Football practice opens for area high schools
Technically, Monday was the first day of football practice for West Virginia high school football teams, but any program that began workouts then is already behind.
A three-week voluntary practice period in June gave teams a head start.
“The three-week period in June means we’re officially ahead of the curve from where we traditionally were before that period,” Huntington High head coach Billy Seals said. “The June period, we can’t make it mandatory, but guys understand that those who are here in June are the guys we’re going to count on in August.”
Seals welcomed about 65 players to practice Monday morning. At Cabell Midland, about 90 players took the field. At Spring Valley, 109 worked out.
Cabell Midland practiced on a grass field, as the installation of new artificial turf at the school’s stadium hasn’t been completed.
“It should be tomorrow or the next day,” Knights coach Luke Salmons said of the turf’s completed installation.
Salmons agreed with Seals that Monday was the first official day of practice but in reality wasn’t the beginning of 2018 drills.
“In June, you practice with them all the time,” Salmons said. “We’ve been together essentially all year. Our kids have worked hard all year to get better. This time of year it means more and you do things a little differently. There’s more of a sense of urgency and the kids are excited. The coaches are excited.”
Spring Valley coaches and players, too, were enthused to take the field. Timberwolves coach Brad Dingess and his staff took on the considerable task of directing 109 players, including 42 freshmen, on Monday.
“We’re not a huge Triple-A school,” Dingess said. “We have about 1,000 kids in the school.”
If half those kids are boys, that means more than 20 percent of the male population of the school is on the football team.
Spring Valley is seeking a third consecutive return to the state championship game. Cabell Midland (2012) and Huntington High (2013), too, would like to return there. All three have lost title contest showdowns to Martinsburg, likely favored to return to Wheeling Island Stadium again for the championship game.
Salmons said he empathized with Dingess in dealing with a massive number of players.
“It’s hard with that many,” Salmons said. “It’s a good problem to have, but sometimes half of them practice at one time and the other half at another time. We wind up running two varsity offenses and two varsity defenses, a junior varsity one and junior varsity two.”
Middle school football workouts also began Monday.
“Wow, what a great first day of practice,” Fairland Middle coach John McClung said. “I think we have another special group of players.”

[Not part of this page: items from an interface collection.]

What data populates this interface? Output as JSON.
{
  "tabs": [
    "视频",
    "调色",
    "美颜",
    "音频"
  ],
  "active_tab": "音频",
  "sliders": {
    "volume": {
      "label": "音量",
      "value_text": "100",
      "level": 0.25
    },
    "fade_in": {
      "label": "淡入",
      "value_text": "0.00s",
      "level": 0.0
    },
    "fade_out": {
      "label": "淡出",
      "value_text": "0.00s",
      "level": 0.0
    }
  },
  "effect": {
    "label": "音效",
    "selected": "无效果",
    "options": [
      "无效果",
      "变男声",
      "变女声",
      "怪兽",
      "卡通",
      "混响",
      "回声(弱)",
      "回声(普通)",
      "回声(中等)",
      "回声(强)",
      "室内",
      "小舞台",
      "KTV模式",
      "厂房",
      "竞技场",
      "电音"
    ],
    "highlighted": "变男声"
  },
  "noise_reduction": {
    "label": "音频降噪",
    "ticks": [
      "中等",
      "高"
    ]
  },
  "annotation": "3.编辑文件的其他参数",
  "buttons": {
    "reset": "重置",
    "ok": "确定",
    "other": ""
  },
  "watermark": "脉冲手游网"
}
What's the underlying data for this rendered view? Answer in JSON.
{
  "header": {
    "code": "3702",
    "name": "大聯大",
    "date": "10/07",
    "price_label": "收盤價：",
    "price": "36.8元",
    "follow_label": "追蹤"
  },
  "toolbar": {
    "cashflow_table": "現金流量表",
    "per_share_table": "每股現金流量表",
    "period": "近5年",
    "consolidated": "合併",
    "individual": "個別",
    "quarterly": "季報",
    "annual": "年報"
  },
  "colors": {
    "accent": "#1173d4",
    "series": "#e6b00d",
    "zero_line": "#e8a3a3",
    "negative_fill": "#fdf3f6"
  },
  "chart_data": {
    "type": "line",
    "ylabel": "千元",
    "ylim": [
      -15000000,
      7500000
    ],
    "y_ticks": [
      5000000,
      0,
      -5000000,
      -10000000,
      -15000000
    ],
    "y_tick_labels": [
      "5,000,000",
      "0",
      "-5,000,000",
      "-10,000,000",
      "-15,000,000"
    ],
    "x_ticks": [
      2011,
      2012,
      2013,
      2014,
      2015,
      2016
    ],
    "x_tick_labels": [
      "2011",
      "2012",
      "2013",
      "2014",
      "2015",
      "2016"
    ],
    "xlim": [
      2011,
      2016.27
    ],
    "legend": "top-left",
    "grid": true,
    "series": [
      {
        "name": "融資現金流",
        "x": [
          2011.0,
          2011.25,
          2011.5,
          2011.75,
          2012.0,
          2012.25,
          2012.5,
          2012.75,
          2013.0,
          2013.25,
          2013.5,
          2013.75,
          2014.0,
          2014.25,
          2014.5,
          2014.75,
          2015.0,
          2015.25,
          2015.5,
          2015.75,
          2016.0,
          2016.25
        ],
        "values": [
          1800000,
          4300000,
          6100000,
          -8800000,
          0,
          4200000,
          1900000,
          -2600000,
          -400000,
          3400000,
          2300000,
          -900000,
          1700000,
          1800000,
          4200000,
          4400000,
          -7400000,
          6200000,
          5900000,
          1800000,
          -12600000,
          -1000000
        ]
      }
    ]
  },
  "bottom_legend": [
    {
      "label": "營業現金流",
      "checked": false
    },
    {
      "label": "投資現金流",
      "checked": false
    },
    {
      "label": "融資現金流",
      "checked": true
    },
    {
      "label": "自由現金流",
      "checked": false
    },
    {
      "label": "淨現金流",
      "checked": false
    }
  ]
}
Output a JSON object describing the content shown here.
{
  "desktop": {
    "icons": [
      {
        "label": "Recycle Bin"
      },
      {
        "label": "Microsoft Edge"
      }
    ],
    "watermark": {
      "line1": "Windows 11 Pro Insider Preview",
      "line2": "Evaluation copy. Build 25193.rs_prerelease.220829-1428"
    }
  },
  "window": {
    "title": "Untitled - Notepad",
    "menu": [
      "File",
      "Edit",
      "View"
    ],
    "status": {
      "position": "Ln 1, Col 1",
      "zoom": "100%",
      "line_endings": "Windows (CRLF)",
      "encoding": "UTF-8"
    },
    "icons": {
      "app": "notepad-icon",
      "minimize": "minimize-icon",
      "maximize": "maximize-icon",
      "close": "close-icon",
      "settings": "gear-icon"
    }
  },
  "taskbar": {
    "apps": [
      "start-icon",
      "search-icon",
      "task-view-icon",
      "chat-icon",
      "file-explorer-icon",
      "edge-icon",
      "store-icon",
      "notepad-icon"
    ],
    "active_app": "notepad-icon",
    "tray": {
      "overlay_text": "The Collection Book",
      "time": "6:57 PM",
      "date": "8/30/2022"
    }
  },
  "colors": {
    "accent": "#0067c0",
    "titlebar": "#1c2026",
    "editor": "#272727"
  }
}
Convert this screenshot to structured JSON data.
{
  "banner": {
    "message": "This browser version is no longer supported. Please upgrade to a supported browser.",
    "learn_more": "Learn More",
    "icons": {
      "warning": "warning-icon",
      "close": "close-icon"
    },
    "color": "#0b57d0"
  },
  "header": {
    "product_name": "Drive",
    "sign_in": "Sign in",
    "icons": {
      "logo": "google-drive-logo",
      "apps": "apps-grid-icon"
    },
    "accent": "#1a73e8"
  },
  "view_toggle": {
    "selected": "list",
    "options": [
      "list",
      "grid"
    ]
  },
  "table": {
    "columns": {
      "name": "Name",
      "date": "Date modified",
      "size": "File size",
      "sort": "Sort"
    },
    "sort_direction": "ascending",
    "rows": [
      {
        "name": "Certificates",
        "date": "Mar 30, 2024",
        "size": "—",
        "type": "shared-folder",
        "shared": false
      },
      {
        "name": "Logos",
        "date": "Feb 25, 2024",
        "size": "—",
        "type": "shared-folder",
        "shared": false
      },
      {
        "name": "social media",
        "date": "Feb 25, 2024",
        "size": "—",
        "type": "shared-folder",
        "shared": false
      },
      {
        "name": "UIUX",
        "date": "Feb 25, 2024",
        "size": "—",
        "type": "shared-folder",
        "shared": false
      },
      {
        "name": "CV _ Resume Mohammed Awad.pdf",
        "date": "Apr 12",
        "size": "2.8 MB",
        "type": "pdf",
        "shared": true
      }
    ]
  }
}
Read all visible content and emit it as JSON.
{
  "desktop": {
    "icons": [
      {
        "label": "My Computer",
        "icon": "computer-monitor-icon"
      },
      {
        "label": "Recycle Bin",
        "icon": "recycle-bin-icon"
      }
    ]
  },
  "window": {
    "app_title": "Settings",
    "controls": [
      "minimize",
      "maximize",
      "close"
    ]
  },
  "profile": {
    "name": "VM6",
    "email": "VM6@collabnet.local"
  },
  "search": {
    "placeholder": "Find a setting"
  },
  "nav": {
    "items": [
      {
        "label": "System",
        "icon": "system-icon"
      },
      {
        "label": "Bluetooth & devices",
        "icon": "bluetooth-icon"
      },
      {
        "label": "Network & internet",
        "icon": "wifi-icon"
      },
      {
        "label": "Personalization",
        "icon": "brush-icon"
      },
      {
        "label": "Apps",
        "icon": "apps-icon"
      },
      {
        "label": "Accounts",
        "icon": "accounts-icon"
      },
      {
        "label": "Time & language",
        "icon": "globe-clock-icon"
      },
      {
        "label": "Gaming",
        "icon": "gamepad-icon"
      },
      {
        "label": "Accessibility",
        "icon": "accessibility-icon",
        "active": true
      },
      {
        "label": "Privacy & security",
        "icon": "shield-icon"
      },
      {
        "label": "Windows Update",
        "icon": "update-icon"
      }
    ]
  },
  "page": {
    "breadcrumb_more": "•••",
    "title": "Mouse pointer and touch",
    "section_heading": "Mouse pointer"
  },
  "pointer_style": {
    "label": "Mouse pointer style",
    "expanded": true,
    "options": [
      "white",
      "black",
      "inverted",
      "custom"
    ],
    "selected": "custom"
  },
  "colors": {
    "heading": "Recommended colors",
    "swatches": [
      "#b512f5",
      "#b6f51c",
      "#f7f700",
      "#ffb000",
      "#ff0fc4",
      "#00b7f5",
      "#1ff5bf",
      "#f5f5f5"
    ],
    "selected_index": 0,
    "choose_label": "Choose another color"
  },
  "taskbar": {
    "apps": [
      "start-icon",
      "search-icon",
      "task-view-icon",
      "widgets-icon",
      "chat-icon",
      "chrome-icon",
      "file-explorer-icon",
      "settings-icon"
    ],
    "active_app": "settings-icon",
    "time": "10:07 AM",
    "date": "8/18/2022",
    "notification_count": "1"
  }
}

Football wasn’t the only sport to officially begin the 2018 season on Monday. Soccer, too, started, as runners and walkers in Ritter Park might have noticed when they encountered Huntington St. Joe players practicing. Huntington High’s boys soccer team worked out at 7 a.m. and the girls went at 5 p.m. The Highlanders golf team practiced at 11 a.m. at the Sugarwood Golf Course, while the cross country squad ran through Ritter Park at 7 p.m.
Spring Valley boys and girls cross country teams were on the track for the first day of practice Monday and assistant coach Missy Hall said she was pleased with what she saw.
“Not bad,” Hall said. “We have several runners out, but a few missing who are practicing soccer. We share.”
The Timberwolves roster features about a dozen boys and an equal amount of girls.
“Today, we just want to see what kind of condition they’re in,” Hall said. “Some of our veterans who play travel soccer in the summer are better conditioned than our freshman who are just coming in.”
Hall said any student who wants to run cross country can join the team up through the first week of school.
“All you need is a physical (examination) and a good pair of running shoes,” Hall said.